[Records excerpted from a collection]
+ + + + +

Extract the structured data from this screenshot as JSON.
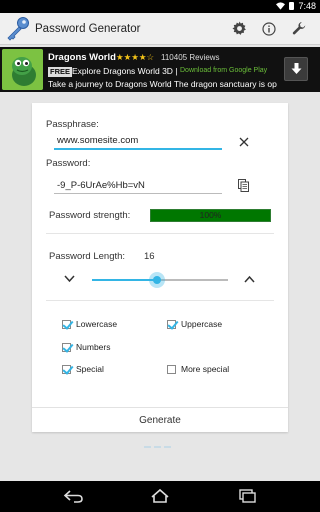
{
  "statusbar": {
    "time": "7:48"
  },
  "actionbar": {
    "title": "Password Generator",
    "icons": [
      "key-icon",
      "gear-icon",
      "info-icon",
      "wrench-icon"
    ]
  },
  "ad": {
    "title": "Dragons World",
    "stars": "★★★★☆",
    "reviews": "110405 Reviews",
    "free_badge": "FREE",
    "subtitle": "Explore Dragons World 3D |",
    "store": "Download from Google Play",
    "description": "Take a journey to Dragons World The dragon sanctuary is op"
  },
  "form": {
    "passphrase_label": "Passphrase:",
    "passphrase_value": "www.somesite.com",
    "password_label": "Password:",
    "password_value": "-9_P-6UrAe%Hb=vN",
    "strength_label": "Password strength:",
    "strength_value": "100%",
    "strength_fraction": 1.0,
    "length_label": "Password Length:",
    "length_value": "16",
    "length_slider_fraction": 0.48
  },
  "options": {
    "lowercase": {
      "label": "Lowercase",
      "checked": true
    },
    "uppercase": {
      "label": "Uppercase",
      "checked": true
    },
    "numbers": {
      "label": "Numbers",
      "checked": true
    },
    "special": {
      "label": "Special",
      "checked": true
    },
    "more_special": {
      "label": "More special",
      "checked": false
    }
  },
  "generate_label": "Generate",
  "colors": {
    "accent": "#33b5e5",
    "strength": "#007700"
  }
}
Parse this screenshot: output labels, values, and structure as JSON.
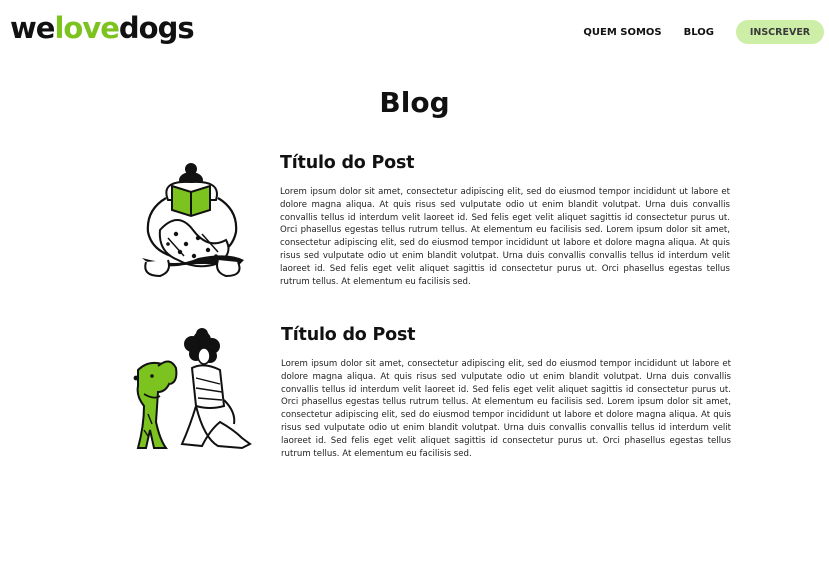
{
  "brand": {
    "logo_we": "we",
    "logo_love": "love",
    "logo_dogs": "dogs",
    "accent_color": "#7cc31f",
    "cta_bg_color": "#cdeea7"
  },
  "nav": {
    "items": [
      {
        "label": "QUEM SOMOS"
      },
      {
        "label": "BLOG"
      }
    ],
    "cta_label": "INSCREVER"
  },
  "page": {
    "title": "Blog"
  },
  "posts": [
    {
      "title": "Título do Post",
      "body": "Lorem ipsum dolor sit amet, consectetur adipiscing elit, sed do eiusmod tempor incididunt ut labore et dolore magna aliqua. At quis risus sed vulputate odio ut enim blandit volutpat. Urna duis convallis convallis tellus id interdum velit laoreet id. Sed felis eget velit aliquet sagittis id consectetur purus ut. Orci phasellus egestas tellus rutrum tellus. At elementum eu facilisis sed. Lorem ipsum dolor sit amet, consectetur adipiscing elit, sed do eiusmod tempor incididunt ut labore et dolore magna aliqua. At quis risus sed vulputate odio ut enim blandit volutpat. Urna duis convallis convallis tellus id interdum velit laoreet id. Sed felis eget velit aliquet sagittis id consectetur purus ut. Orci phasellus egestas tellus rutrum tellus. At elementum eu facilisis sed.",
      "illustration": "person-reading-book-illustration"
    },
    {
      "title": "Título do Post",
      "body": "Lorem ipsum dolor sit amet, consectetur adipiscing elit, sed do eiusmod tempor incididunt ut labore et dolore magna aliqua. At quis risus sed vulputate odio ut enim blandit volutpat. Urna duis convallis convallis tellus id interdum velit laoreet id. Sed felis eget velit aliquet sagittis id consectetur purus ut. Orci phasellus egestas tellus rutrum tellus. At elementum eu facilisis sed. Lorem ipsum dolor sit amet, consectetur adipiscing elit, sed do eiusmod tempor incididunt ut labore et dolore magna aliqua. At quis risus sed vulputate odio ut enim blandit volutpat. Urna duis convallis convallis tellus id interdum velit laoreet id. Sed felis eget velit aliquet sagittis id consectetur purus ut. Orci phasellus egestas tellus rutrum tellus. At elementum eu facilisis sed.",
      "illustration": "woman-with-dog-illustration"
    }
  ]
}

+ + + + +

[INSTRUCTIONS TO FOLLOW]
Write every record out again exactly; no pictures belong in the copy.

[EXPECTED OUTPUT]
Extract the structured data from this screenshot as JSON.
{
  "statusbar": {
    "time": "7:48"
  },
  "actionbar": {
    "title": "Password Generator",
    "icons": [
      "key-icon",
      "gear-icon",
      "info-icon",
      "wrench-icon"
    ]
  },
  "ad": {
    "title": "Dragons World",
    "stars": "★★★★☆",
    "reviews": "110405 Reviews",
    "free_badge": "FREE",
    "subtitle": "Explore Dragons World 3D |",
    "store": "Download from Google Play",
    "description": "Take a journey to Dragons World The dragon sanctuary is op"
  },
  "form": {
    "passphrase_label": "Passphrase:",
    "passphrase_value": "www.somesite.com",
    "password_label": "Password:",
    "password_value": "-9_P-6UrAe%Hb=vN",
    "strength_label": "Password strength:",
    "strength_value": "100%",
    "strength_fraction": 1.0,
    "length_label": "Password Length:",
    "length_value": "16",
    "length_slider_fraction": 0.48
  },
  "options": {
    "lowercase": {
      "label": "Lowercase",
      "checked": true
    },
    "uppercase": {
      "label": "Uppercase",
      "checked": true
    },
    "numbers": {
      "label": "Numbers",
      "checked": true
    },
    "special": {
      "label": "Special",
      "checked": true
    },
    "more_special": {
      "label": "More special",
      "checked": false
    }
  },
  "generate_label": "Generate",
  "colors": {
    "accent": "#33b5e5",
    "strength": "#007700"
  }
}
Parse this screenshot: output labels, values, and structure as JSON.
{
  "brand": {
    "logo_we": "we",
    "logo_love": "love",
    "logo_dogs": "dogs",
    "accent_color": "#7cc31f",
    "cta_bg_color": "#cdeea7"
  },
  "nav": {
    "items": [
      {
        "label": "QUEM SOMOS"
      },
      {
        "label": "BLOG"
      }
    ],
    "cta_label": "INSCREVER"
  },
  "page": {
    "title": "Blog"
  },
  "posts": [
    {
      "title": "Título do Post",
      "body": "Lorem ipsum dolor sit amet, consectetur adipiscing elit, sed do eiusmod tempor incididunt ut labore et dolore magna aliqua. At quis risus sed vulputate odio ut enim blandit volutpat. Urna duis convallis convallis tellus id interdum velit laoreet id. Sed felis eget velit aliquet sagittis id consectetur purus ut. Orci phasellus egestas tellus rutrum tellus. At elementum eu facilisis sed. Lorem ipsum dolor sit amet, consectetur adipiscing elit, sed do eiusmod tempor incididunt ut labore et dolore magna aliqua. At quis risus sed vulputate odio ut enim blandit volutpat. Urna duis convallis convallis tellus id interdum velit laoreet id. Sed felis eget velit aliquet sagittis id consectetur purus ut. Orci phasellus egestas tellus rutrum tellus. At elementum eu facilisis sed.",
      "illustration": "person-reading-book-illustration"
    },
    {
      "title": "Título do Post",
      "body": "Lorem ipsum dolor sit amet, consectetur adipiscing elit, sed do eiusmod tempor incididunt ut labore et dolore magna aliqua. At quis risus sed vulputate odio ut enim blandit volutpat. Urna duis convallis convallis tellus id interdum velit laoreet id. Sed felis eget velit aliquet sagittis id consectetur purus ut. Orci phasellus egestas tellus rutrum tellus. At elementum eu facilisis sed. Lorem ipsum dolor sit amet, consectetur adipiscing elit, sed do eiusmod tempor incididunt ut labore et dolore magna aliqua. At quis risus sed vulputate odio ut enim blandit volutpat. Urna duis convallis convallis tellus id interdum velit laoreet id. Sed felis eget velit aliquet sagittis id consectetur purus ut. Orci phasellus egestas tellus rutrum tellus. At elementum eu facilisis sed.",
      "illustration": "woman-with-dog-illustration"
    }
  ]
}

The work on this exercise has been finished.